Friday, May 4, 2012

Blog Response to Nancy Lublin, Texting that Saves Lives

Blog Response to Nancy Lublin, Texting that Saves Lives
                Nancy Lublin’s TED talk about how texting can save lives was very eye-opening and challenged many ideas. Everyone knows that texting is a very big part of many teens lives. Most of us (myself included) are on our phones nearly 24/7. It’s how we stay connected, entertained, and according to Nancy Lublin, safe. Lublin created a hotline for kids to be able to text if they are ever undergoing trouble in their lives or having bad thoughts such as suicide. This hotline is a great place for kids to go to just vent about bullying, school, family, or any problems they may have and they are able to get answers and advice. The great thing about this hotline is that it can be accessed anywhere. Anyone who has a phone is able to get advice around the clock and I personally think this is a great idea.
                One thing that made this TED talk so inspiring was the way Lublin presented it. It was obvious that she was very passionate about this topic and she really did a great job of connecting with the audience.

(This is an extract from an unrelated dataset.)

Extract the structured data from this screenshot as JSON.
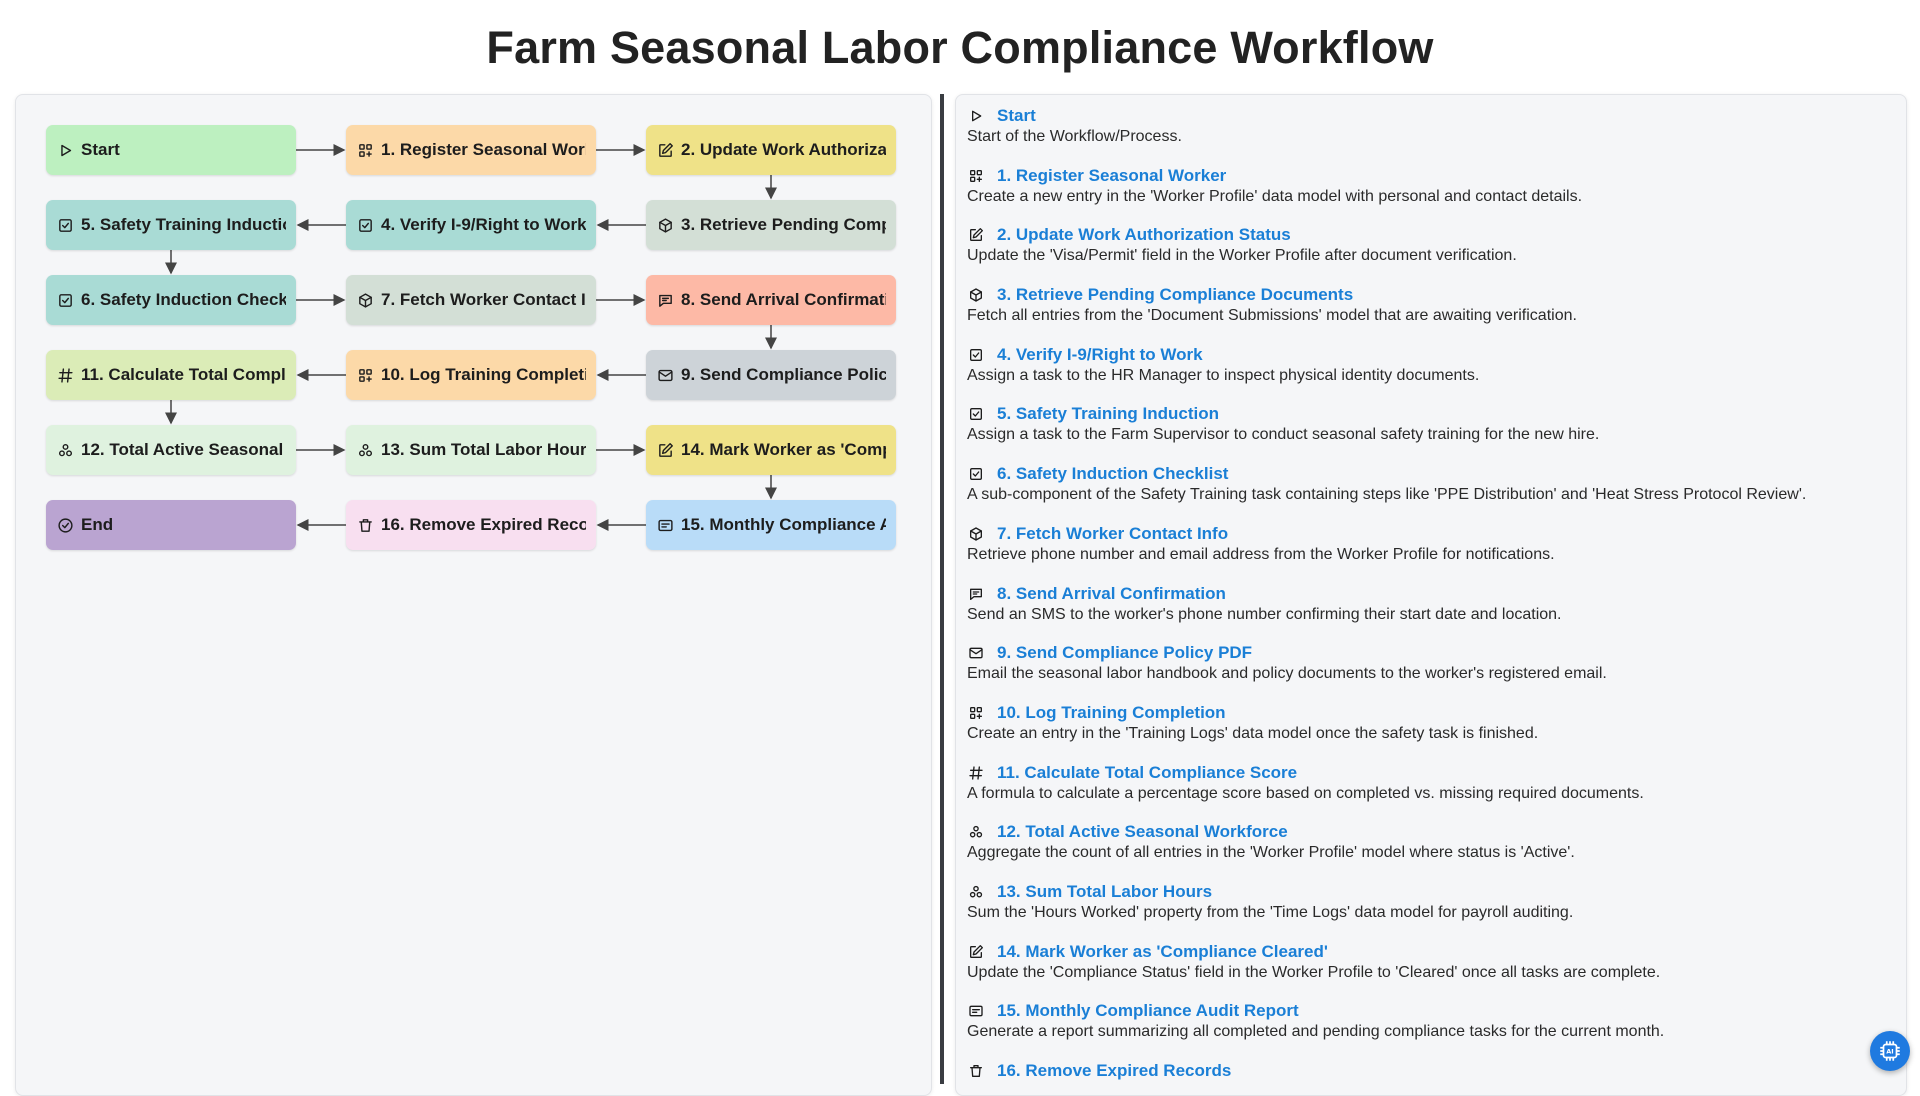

She gave examples that everyone can connect with and let’s be honest, every person in the world has been teased or bullied at one point in their life and this is a great way for these people to find relief.  Lublin is very energized during her speech which is great for keeping the audience involved but when she talks about these kids that are getting bullied she becomes quiet and serious which really helped me understand the severity of the presentation.  Not only was I intrigued it was obvious that the audience was very intrigued by her amazing speech. She made her point clear and I personally think that her hotline is just one of the many things that will change the world.

Wednesday, May 2, 2012

Blog Response to Dave Eggers’ Wish Upon a Schoo

Blog Response to Dave Eggers’ Wish Upon a School


    Dave Eggers’ TED talk about his idea for creating a place for students to go for academic help that is free and comfortable was amazing. He talked about the creation of his tutor center which was located behind his pirate supply store and how it was packed everyday and why. Eggers secret to success was his ability to make the tutor center comfortable. Students always were able to receive one on one attention. Since the tutor center was also in the same building as his writing company students were often working right next to other writers and could simply lean over and ask any question and be given a response from a very experienced writer. I believe that this idea is an amazing way for students to get help with school but be comfortable about it to. Lets be honest, tutoring centers are not the funnest place for the average student but making an easy environment Dave Eggers has made tutor centers a whole new world for struggling students. 
Dave Eggers presentation was very inspiring but not given as well as it could have been. It was obvious that Dave was nervous and he many times said “uhm” or “uh” during his sentences which was a bit distracting. Eggers’ presentation was based mostly on example, which I liked. He had great pictures for every example he gave and it was really easy to understand what he was getting at. Eggers’ was also very funny. He had the audience in roaring laughter many times but he was also able to really connect to them with his TED wish.
Eggers performance was unique because at the end he asked something of the

Audience, a TED wish. A TED wish is when you ask something of the audience and Eggers’ wish was “I wish that you — you personally and every creative individual and organization you know — will find a way to directly engage with a public school in your area, and that you’ll then tell the story of how you got involved, so that within a year we have 1,000 examples of innovative public-private partnerships.” This wish really connected to me personally and I know that it left a lasting impression in my mind. Dave Eggers’ TED talk was truly phenomenal.